▶ INSTRUCTIONS FOR THE TASK: Write the entries below again, precisely as they appear.

*** AVAILABLE RECORDS ***

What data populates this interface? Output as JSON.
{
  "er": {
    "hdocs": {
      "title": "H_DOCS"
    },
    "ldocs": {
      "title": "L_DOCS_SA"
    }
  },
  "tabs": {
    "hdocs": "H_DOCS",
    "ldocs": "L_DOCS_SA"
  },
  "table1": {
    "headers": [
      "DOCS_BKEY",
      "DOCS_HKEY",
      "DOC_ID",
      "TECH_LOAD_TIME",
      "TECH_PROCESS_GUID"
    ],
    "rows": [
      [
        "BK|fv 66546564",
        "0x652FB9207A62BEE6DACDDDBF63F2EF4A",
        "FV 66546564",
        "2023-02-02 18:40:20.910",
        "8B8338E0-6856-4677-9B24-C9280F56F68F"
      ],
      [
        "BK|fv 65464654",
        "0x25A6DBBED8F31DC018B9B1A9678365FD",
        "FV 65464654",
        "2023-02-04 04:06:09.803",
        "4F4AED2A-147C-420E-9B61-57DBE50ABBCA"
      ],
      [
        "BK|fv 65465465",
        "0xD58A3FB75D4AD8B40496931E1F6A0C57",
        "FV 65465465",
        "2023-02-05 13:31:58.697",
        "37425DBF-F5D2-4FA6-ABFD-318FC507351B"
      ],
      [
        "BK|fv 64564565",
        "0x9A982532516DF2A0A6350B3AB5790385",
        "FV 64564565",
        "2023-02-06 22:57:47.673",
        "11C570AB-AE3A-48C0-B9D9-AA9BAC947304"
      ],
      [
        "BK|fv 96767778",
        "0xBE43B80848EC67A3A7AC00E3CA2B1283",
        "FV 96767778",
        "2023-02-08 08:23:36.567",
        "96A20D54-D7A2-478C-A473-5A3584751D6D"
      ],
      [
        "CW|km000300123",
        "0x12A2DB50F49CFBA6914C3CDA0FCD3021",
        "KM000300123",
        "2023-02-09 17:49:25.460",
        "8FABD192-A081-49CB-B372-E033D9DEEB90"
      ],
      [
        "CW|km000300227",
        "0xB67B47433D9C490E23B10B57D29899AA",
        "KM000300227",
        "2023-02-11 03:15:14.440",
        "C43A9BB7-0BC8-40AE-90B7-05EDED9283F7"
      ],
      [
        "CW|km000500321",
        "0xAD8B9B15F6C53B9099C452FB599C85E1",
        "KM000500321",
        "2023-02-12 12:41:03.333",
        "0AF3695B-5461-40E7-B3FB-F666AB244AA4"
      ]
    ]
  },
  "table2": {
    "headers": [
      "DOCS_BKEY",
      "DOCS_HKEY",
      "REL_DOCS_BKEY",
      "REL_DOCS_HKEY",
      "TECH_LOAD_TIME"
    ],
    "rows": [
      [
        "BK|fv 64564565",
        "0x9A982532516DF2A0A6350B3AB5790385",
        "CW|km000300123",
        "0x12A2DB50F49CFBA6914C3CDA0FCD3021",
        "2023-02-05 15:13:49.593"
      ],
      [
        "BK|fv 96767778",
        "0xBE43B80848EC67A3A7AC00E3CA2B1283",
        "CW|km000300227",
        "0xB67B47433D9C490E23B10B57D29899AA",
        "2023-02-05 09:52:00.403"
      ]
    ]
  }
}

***

▶ PROBLEM SOLUTION:
What data populates this interface? Output as JSON.
{
  "er": {
    "hdocs": {
      "title": "H_DOCS"
    },
    "ldocs": {
      "title": "L_DOCS_SA"
    }
  },
  "tabs": {
    "hdocs": "H_DOCS",
    "ldocs": "L_DOCS_SA"
  },
  "table1": {
    "headers": [
      "DOCS_BKEY",
      "DOCS_HKEY",
      "DOC_ID",
      "TECH_LOAD_TIME",
      "TECH_PROCESS_GUID"
    ],
    "rows": [
      [
        "BK|fv 66546564",
        "0x652FB9207A62BEE6DACDDDBF63F2EF4A",
        "FV 66546564",
        "2023-02-02 18:40:20.910",
        "8B8338E0-6856-4677-9B24-C9280F56F68F"
      ],
      [
        "BK|fv 65464654",
        "0x25A6DBBED8F31DC018B9B1A9678365FD",
        "FV 65464654",
        "2023-02-04 04:06:09.803",
        "4F4AED2A-147C-420E-9B61-57DBE50ABBCA"
      ],
      [
        "BK|fv 65465465",
        "0xD58A3FB75D4AD8B40496931E1F6A0C57",
        "FV 65465465",
        "2023-02-05 13:31:58.697",
        "37425DBF-F5D2-4FA6-ABFD-318FC507351B"
      ],
      [
        "BK|fv 64564565",
        "0x9A982532516DF2A0A6350B3AB5790385",
        "FV 64564565",
        "2023-02-06 22:57:47.673",
        "11C570AB-AE3A-48C0-B9D9-AA9BAC947304"
      ],
      [
        "BK|fv 96767778",
        "0xBE43B80848EC67A3A7AC00E3CA2B1283",
        "FV 96767778",
        "2023-02-08 08:23:36.567",
        "96A20D54-D7A2-478C-A473-5A3584751D6D"
      ],
      [
        "CW|km000300123",
        "0x12A2DB50F49CFBA6914C3CDA0FCD3021",
        "KM000300123",
        "2023-02-09 17:49:25.460",
        "8FABD192-A081-49CB-B372-E033D9DEEB90"
      ],
      [
        "CW|km000300227",
        "0xB67B47433D9C490E23B10B57D29899AA",
        "KM000300227",
        "2023-02-11 03:15:14.440",
        "C43A9BB7-0BC8-40AE-90B7-05EDED9283F7"
      ],
      [
        "CW|km000500321",
        "0xAD8B9B15F6C53B9099C452FB599C85E1",
        "KM000500321",
        "2023-02-12 12:41:03.333",
        "0AF3695B-5461-40E7-B3FB-F666AB244AA4"
      ]
    ]
  },
  "table2": {
    "headers": [
      "DOCS_BKEY",
      "DOCS_HKEY",
      "REL_DOCS_BKEY",
      "REL_DOCS_HKEY",
      "TECH_LOAD_TIME"
    ],
    "rows": [
      [
        "BK|fv 64564565",
        "0x9A982532516DF2A0A6350B3AB5790385",
        "CW|km000300123",
        "0x12A2DB50F49CFBA6914C3CDA0FCD3021",
        "2023-02-05 15:13:49.593"
      ],
      [
        "BK|fv 96767778",
        "0xBE43B80848EC67A3A7AC00E3CA2B1283",
        "CW|km000300227",
        "0xB67B47433D9C490E23B10B57D29899AA",
        "2023-02-05 09:52:00.403"
      ]
    ]
  }
}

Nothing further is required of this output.